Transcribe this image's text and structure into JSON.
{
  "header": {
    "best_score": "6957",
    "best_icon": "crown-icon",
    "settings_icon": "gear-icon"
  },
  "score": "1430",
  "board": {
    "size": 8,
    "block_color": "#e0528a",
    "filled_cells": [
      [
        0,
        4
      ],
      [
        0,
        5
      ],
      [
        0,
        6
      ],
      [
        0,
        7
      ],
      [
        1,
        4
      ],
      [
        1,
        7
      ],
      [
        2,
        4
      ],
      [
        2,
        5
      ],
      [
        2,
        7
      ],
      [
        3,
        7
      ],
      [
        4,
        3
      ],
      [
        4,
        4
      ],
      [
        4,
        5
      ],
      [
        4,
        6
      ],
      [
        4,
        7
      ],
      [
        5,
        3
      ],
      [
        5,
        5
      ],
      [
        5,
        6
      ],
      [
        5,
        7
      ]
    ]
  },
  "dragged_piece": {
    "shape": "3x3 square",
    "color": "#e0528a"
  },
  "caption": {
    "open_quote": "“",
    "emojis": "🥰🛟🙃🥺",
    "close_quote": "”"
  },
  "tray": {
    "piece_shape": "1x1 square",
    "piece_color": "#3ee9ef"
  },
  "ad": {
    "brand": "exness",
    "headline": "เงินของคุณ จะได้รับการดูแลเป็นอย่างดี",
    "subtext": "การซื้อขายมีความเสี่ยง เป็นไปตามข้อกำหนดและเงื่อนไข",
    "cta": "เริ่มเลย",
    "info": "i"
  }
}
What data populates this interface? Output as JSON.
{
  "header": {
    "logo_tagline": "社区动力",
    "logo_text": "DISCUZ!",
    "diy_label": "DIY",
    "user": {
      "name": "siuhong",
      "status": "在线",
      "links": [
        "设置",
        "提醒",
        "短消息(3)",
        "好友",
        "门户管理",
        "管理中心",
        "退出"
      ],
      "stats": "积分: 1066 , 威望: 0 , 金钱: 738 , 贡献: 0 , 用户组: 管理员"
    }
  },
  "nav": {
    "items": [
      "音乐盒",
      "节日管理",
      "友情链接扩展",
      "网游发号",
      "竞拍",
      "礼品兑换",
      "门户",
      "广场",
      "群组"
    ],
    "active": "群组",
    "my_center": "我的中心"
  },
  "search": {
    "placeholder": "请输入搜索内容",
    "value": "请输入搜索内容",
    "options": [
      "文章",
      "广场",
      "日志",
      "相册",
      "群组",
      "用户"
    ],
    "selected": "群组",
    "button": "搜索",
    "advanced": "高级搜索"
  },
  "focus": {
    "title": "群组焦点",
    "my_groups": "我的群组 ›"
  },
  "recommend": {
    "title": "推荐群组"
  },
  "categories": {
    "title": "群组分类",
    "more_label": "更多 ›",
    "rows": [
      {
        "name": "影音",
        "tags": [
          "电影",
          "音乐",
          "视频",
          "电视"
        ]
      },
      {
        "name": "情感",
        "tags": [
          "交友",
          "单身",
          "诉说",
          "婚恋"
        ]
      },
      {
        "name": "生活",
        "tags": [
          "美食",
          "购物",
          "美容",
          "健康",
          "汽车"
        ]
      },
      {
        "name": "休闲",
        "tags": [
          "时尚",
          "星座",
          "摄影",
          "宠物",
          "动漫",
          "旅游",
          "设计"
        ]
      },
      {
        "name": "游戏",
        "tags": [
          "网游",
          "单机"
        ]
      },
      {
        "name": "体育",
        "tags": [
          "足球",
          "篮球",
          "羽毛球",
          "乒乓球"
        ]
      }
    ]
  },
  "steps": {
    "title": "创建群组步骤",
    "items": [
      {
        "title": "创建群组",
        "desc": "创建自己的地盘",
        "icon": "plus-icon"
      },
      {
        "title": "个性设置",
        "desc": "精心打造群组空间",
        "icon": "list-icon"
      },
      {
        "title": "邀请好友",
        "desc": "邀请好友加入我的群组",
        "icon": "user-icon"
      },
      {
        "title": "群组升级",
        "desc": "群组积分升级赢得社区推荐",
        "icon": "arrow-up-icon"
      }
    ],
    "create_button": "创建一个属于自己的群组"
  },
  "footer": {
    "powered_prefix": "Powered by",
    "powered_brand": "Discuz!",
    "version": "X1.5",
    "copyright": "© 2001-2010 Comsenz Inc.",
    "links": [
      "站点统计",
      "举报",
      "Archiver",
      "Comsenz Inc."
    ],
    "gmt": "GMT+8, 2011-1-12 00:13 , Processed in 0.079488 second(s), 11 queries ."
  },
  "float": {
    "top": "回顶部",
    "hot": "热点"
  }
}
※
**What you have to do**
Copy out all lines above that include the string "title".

**Task result**
    "title": "群组焦点",
    "title": "推荐群组"
    "title": "群组分类",
    "title": "创建群组步骤",
        "title": "创建群组",
        "title": "个性设置",
        "title": "邀请好友",
        "title": "群组升级",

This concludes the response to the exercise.